Records from a data source
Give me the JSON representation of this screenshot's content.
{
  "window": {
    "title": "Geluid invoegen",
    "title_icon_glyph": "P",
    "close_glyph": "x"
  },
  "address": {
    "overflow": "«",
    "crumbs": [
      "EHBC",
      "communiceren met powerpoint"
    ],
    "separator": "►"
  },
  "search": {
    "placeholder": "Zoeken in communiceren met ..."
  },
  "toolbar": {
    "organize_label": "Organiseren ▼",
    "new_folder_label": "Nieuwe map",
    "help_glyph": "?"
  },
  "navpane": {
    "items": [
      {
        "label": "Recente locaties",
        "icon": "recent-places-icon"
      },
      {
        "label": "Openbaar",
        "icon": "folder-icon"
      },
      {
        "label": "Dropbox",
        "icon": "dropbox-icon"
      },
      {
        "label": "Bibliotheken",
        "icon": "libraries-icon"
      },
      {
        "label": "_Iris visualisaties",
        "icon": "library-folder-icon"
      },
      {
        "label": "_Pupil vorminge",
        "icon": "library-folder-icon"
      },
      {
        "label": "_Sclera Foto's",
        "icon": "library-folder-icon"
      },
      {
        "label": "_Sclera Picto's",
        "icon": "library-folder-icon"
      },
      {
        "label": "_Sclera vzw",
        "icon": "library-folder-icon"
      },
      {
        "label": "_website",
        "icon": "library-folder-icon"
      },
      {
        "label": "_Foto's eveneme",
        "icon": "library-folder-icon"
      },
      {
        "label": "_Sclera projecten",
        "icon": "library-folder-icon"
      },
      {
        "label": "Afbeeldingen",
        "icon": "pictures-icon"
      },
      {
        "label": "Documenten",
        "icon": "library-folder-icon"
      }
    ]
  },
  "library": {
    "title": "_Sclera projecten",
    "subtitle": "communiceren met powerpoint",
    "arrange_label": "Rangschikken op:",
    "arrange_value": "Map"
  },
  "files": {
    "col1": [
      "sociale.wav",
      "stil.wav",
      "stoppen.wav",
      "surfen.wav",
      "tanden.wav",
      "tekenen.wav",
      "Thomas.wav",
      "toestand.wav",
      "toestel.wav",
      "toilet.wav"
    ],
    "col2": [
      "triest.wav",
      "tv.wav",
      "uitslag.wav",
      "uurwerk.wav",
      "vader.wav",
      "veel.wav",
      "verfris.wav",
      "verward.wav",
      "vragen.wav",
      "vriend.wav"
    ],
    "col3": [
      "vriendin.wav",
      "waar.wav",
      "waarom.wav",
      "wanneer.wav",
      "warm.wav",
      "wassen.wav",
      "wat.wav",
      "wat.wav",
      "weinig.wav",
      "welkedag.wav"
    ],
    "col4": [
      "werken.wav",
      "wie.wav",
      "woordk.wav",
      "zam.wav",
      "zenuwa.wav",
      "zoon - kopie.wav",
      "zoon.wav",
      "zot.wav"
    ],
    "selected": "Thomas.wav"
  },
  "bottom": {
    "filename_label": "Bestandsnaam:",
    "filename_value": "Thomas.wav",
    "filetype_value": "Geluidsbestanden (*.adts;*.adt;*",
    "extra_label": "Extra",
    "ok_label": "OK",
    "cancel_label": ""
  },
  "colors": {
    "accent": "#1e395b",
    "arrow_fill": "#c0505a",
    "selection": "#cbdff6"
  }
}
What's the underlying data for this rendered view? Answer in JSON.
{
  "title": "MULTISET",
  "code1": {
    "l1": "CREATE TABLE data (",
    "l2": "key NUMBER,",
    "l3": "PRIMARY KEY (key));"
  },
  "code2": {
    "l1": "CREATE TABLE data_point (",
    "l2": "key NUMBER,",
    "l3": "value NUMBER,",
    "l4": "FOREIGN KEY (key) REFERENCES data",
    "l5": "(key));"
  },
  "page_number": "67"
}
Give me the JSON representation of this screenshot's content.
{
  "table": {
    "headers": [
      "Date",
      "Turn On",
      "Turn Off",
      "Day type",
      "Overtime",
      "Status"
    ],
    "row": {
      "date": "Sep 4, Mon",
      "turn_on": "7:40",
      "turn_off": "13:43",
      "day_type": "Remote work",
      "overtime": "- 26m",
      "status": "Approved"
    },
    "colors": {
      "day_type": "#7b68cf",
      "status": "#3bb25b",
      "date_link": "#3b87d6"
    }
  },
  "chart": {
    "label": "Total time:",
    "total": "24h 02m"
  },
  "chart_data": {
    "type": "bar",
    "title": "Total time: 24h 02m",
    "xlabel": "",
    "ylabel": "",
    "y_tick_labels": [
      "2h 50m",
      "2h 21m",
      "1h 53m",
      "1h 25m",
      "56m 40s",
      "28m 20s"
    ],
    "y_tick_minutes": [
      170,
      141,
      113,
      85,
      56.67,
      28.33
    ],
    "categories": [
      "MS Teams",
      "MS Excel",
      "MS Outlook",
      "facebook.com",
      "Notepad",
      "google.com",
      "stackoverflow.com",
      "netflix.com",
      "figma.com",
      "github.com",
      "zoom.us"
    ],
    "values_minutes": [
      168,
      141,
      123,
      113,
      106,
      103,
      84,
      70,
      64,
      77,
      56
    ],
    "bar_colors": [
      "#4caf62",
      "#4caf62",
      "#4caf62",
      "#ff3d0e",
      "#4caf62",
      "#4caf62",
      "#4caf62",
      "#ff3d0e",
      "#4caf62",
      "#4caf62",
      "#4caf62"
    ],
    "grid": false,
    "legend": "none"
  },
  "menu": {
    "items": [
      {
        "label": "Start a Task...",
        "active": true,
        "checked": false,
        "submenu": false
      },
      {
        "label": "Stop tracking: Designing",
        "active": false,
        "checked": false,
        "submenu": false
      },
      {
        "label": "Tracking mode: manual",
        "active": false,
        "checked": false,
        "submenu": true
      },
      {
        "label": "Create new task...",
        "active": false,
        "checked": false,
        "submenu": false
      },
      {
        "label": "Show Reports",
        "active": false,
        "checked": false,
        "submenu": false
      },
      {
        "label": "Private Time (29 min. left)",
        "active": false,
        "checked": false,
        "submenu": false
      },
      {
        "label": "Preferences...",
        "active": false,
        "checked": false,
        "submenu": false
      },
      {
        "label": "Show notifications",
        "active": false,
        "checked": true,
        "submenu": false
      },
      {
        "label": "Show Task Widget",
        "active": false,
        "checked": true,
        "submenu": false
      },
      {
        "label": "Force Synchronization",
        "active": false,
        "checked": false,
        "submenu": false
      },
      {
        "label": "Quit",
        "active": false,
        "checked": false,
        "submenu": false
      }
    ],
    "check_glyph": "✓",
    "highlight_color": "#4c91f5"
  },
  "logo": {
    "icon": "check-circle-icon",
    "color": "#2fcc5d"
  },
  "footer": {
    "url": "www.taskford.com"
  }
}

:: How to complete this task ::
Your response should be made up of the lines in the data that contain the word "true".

:: Problem solution ::
        "active": true,
        "submenu": true
        "checked": true,
        "checked": true,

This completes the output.